** WORK REQUIRED **
After reading each line of the entries, give the number of lines that contain "ABBYY" and nothing else.

::: DATA TO PROCESS :::

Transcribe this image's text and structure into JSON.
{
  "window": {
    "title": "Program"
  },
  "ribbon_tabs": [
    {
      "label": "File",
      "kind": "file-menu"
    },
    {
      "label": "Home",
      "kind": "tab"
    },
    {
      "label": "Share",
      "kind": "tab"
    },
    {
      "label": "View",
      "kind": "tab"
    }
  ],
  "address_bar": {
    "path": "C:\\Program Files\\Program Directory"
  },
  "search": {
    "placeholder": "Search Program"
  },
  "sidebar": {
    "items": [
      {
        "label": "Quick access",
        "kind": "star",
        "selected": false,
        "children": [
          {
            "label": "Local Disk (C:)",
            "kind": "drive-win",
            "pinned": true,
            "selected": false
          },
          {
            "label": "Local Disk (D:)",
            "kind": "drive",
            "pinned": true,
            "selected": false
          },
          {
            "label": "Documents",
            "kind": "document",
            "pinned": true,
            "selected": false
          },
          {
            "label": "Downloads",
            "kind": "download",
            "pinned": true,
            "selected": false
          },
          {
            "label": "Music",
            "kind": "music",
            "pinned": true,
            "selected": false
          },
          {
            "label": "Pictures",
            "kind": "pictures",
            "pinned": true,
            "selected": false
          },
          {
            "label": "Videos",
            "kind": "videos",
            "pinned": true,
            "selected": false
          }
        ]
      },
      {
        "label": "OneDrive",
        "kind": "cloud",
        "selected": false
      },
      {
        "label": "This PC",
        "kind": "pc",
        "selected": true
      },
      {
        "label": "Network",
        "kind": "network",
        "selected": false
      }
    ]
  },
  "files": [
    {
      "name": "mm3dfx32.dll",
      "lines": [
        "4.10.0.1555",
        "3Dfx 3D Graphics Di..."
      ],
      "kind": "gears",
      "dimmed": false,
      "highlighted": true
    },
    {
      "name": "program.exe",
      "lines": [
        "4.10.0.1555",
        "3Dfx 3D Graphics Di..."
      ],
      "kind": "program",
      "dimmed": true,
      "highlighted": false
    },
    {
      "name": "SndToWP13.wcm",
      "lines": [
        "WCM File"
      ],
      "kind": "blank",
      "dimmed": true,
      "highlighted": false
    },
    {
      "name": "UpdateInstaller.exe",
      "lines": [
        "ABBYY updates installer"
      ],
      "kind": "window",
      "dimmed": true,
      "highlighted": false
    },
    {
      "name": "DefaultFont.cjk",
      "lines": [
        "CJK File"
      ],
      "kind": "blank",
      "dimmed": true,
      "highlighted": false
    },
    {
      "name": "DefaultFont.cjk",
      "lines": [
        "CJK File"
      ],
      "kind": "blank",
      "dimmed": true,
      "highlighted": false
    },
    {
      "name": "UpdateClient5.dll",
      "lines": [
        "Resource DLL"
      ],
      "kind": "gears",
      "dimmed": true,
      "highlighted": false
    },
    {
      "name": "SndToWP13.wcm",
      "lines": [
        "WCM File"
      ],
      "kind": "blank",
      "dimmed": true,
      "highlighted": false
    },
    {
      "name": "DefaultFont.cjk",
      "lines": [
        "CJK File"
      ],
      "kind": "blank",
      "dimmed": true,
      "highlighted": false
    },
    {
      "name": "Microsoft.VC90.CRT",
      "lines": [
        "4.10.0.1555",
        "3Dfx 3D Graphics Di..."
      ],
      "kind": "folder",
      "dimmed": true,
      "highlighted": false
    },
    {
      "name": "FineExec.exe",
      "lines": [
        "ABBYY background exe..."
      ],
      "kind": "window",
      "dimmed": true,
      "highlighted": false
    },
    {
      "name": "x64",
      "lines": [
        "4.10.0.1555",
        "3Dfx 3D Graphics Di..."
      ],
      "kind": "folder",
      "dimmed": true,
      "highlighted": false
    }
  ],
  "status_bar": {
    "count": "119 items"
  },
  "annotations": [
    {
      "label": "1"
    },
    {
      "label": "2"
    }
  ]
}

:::

** TASK OUTPUT **
2